By Terrence McCoy
By Scott Fishman
By Deirdra Funcheon
By Allie Conti
By New Times Staff
By Ryan Pfeffer
By Deirdra Funcheon
By Kyle Swenson
If Americans pay little attention to their native music, however, the French can't seem to get enough of it. Paris in the '80s was alive with nightlife and jazz -- Stan Getz playing at one club, Milt Jackson a few blocks away, Art Blakey at a third.
As a hard-bop player who could also swing, Turk was in demand. He had all the work he could handle, money in his pocket, and a beautiful apartment on the fourth floor of a 400-year-old building in the Marais district. He put out three records in Paris: Live in Paris, Love Songs, and Jazz Party. Ron Turso came over to play and record with his older brother. Their father, Dominick, flew over to spend time with his boys while they played festivals in the south of France. Life was as good as it got for a New York City kid who grew up wanting to do nothing but play his horn. "It was the happiest time of my adult life," he says.
Plus he was on the kind of lucky streak that cons you into believing that fate is always benevolent and that you deserve the breaks coming your way.

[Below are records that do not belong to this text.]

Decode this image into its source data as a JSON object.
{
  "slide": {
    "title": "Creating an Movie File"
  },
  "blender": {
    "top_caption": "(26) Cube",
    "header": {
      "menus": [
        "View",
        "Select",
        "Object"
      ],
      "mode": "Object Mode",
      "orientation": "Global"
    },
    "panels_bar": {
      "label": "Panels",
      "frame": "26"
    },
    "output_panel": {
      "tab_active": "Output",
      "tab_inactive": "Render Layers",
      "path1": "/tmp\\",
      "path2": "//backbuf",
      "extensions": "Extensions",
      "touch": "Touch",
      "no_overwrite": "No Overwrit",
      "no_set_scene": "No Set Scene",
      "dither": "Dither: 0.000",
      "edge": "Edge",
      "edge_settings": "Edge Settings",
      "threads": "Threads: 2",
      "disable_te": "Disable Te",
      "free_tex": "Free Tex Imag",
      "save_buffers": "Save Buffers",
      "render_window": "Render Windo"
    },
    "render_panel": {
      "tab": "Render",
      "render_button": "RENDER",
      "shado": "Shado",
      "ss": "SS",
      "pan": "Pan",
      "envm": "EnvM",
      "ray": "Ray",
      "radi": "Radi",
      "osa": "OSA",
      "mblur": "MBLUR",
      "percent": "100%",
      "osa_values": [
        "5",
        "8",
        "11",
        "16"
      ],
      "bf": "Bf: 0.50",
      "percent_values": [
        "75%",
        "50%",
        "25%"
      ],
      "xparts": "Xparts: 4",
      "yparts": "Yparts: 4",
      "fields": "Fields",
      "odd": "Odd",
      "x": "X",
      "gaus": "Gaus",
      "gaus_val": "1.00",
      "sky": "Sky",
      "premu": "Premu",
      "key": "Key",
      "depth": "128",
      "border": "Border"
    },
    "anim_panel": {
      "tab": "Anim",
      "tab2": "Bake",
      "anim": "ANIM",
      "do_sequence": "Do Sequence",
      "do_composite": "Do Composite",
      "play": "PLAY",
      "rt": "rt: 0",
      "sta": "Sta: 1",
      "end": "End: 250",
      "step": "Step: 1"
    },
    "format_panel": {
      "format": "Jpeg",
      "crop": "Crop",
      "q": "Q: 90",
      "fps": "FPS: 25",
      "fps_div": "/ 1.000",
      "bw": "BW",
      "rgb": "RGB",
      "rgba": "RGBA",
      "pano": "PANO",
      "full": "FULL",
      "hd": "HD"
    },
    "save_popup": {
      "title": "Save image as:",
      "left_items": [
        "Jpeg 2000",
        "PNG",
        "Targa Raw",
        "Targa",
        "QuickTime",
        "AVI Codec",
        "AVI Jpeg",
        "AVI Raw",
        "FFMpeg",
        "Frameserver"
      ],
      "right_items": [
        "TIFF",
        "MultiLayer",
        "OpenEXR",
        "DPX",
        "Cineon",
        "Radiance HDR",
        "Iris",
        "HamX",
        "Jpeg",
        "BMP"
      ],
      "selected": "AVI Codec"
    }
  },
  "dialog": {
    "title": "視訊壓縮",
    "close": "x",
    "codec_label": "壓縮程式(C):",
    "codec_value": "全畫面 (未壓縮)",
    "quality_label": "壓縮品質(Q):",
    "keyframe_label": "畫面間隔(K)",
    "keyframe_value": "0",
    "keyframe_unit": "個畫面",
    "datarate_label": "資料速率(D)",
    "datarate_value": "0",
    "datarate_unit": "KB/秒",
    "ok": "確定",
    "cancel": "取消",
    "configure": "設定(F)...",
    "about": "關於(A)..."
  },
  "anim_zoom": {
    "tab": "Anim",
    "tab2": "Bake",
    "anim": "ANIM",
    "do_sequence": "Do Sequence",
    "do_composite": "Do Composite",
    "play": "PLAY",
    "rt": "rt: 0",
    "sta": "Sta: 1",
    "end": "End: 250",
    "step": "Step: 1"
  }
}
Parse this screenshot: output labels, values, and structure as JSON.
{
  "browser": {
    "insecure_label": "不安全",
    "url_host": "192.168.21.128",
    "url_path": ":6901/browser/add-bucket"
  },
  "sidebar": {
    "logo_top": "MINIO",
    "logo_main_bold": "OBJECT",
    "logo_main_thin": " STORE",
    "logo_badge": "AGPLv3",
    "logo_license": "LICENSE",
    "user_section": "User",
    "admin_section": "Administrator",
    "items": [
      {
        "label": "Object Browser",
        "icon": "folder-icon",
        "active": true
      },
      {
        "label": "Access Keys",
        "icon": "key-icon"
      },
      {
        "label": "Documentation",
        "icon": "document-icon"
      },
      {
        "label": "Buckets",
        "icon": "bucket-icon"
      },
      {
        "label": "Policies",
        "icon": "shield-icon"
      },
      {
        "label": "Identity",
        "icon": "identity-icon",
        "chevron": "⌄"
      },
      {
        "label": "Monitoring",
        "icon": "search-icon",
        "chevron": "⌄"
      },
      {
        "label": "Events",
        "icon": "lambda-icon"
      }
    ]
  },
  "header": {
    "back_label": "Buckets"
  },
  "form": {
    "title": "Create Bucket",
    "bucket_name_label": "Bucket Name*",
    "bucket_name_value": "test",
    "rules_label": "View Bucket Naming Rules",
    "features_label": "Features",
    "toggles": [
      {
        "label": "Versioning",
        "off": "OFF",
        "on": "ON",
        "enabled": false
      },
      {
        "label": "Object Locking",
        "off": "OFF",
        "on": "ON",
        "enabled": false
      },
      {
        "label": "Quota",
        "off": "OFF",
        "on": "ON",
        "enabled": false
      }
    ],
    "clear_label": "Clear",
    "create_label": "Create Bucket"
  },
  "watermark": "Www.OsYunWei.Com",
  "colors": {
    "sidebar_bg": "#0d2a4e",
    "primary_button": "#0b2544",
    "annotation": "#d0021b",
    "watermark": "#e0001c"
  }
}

Like the time he was in a taxi, reached into his pocket, and came up with only 12 francs. The fare was already up over 25 francs, but when the cab driver stopped and turned on the light Turk found a purse with 80 francs in it. Or the time he left a club and stepped on a wallet with 400 francs, about $80 then, inside.
"I took the money, and I put it in my pocket," he recalls. "I walked out, and there is a mailbox right in front of the place, so I opened up the mailbox and threw the wallet in just like they do over here." He walked a few blocks and ran into a beautiful young woman who happened to be lost. "I got my saxophone on my back, and I live about five blocks from this club, and I turn the corner and practically bang into the girl, who looks at me, sees the Mets hat I'm wearing, and says, "Are you American?'"
"I said, "Yes, I am.' She says, "Oh good. I can't get on the Metro. It's closed. God am I in trouble. Can you lend me some money to take a taxi home? I got to get home or my father is going to kill me.'"
"I said "I don't have any money,'" he recounts, a wolfish grin spreading over his face.
He did happen to have a beautiful apartment just a few blocks away. "She made all the moves," he says. "I just said, Wow what a fucking lucky streak I am on. All right."
But luck never holds forever, and a man who becomes addicted to it is in for a bumpy ride. Turk's winning streak ended in 1991.
That year he met and married his second wife, a Greek student. Only weeks into the marriage, both realized it was a mistake. Turk was 46. She was 22. They quickly got divorced.
About the same time, Europe went into a recession. People stopped going out to nightclubs, and the work dried up. "It went from the point where it was packed every night to just nothing, playing to empty rooms like I had played so many places in the New York area." He hung around for two and a half years, like a ghost unwilling to leave a happy home, then moved to Florida to help take care of his father. Turk met his third wife, a Dutch national named Marieken, before leaving Paris in 1994. They were married in Fort Lauderdale in August of that year.
His mother had died in 1990, and by 1994 his father was a walking compendium of afflictions brought on by hard living: lung cancer, cirrhosis of the liver, stomach ulcers, congestive heart failure, diabetes.
There wasn't much of a jazz scene in South Florida then; there's even less of one now. Still, Turk found work gigging with locals at hotels and country clubs and played with O'Hara's house band. He split his time between Hollywood and his father's trailer in Brevard County. Caring for Dominick was a full-time job; when Turk played he'd have to pay someone $70 a night to stay with his father.
Whenever he wasn't playing or looking after his dad, Turk was gambling. The man who used to jam in Paris now spent his days in the smoky pall of the Seminole casino in Hollywood, maxing out his credit cards to put $1 coins in the video lotto games. Twice he won $10,000, but ultimately he lost $23,000. "I was desperate to get even. I was chasing jackpots," he says. "It was a very, very bad period. I got depressed, and my wife was getting angrier and angrier."
And he had health problems of his own. In early 1999 he had an attack of diverticulitis -- inflammation of the colon -- that put him in the hospital for five days. Six months later, while shopping at Publix, his colon burst. "When it hits you," he says, "you hit the ground. It must be what it's like to have a bayonet stuck in your groin." Emergency surgery saved his life but temporarily left him with an open wound in his side and a colostomy bag.